“Our forests are home to native plants, threatened and endangered species and a vast array of wildlife,” said Murphy (D-Burlington). “By requiring organizations to have forest stewardship plans, we will ensure these environments are well-managed and protected from harm.”

About 42 percent of New Jersey’s land is forested, with two thirds privately owned. Forest stewardship plans developed by landowners must undergo a multi-tiered review process, often resulting in added costs or time delays to projects without any clear environmental benefits.

The second bill (A-4844) would streamline the review process by providing that forest stewardship plans do not need approval from municipal governments. Plans would still need approval from the New Jersey Department of Environment Protection (DEP) and, if applicable, the Pinelands Commission.

“Most municipal governments do not have the time, resources or expertise to review and approve forest stewardship plans. If a plan has already been approved by the DEP, we can trust that it is in full compliance with appropriate forestry standards,” said Assemblyman John Armato (D-Atlantic), co-prime sponsor of the legislation. “Streamlining the review process will relieve some of the burden on landowners so that they may implement management plans in a timely manner.”

One of the most effective ways to prevent a destructive forest fire is to purposely start a controlled blaze. Known as prescribed burns, fires prepared in advance – with expectations set for the size, environmental conditions and suppression of the burn – may be designed to create a mosaic of diverse habitats for plants and animals, help endangered species or reduce fuels to prevent a destructive fire.

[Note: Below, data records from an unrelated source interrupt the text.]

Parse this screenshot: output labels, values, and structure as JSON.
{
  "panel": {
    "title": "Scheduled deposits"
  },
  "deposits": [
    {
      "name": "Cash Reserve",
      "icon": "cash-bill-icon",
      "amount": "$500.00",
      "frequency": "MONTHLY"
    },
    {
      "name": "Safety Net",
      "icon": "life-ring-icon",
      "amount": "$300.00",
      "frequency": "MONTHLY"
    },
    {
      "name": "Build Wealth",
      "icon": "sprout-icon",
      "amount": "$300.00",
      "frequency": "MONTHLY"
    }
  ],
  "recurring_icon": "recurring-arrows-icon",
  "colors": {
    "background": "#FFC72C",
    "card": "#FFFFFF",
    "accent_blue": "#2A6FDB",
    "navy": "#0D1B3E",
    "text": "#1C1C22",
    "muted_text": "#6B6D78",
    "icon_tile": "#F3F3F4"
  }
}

Assemblymen Vince Mazzeo, Armato and Houghtaling sponsor the third bill (A-4845) to set a statewide goal of conducting prescribed burns on a minimum of 50,000 acres in the Pinelands and an additional 10,000 acres elsewhere in New Jersey every year between November and March.

The Pinelands is the biggest surviving forest on the eastern seaboard south of Maine’s North Woods. The Pinelands has over 800,000 acres of forest, of which only about half is permanently preserved. The final bill in package (A-4846) establishes a working group to evaluate coordination and cooperation between various government entities and private landowners regarding forest stewardship in the Pinelands.

“The Pinelands provide water for millions of people, boast thousands of acres of farmland and serve as a habitat for diverse wildlife and plants,” said Mazzeo (D-Atlantic). “Preserving our forests – particularly the vast Pinelands – and protecting them from unplanned, devastating fires is essential to safeguarding these environments and the ecological benefits every New Jerseyan gains from them.”

The bill package now goes to the Assembly Speaker for further review.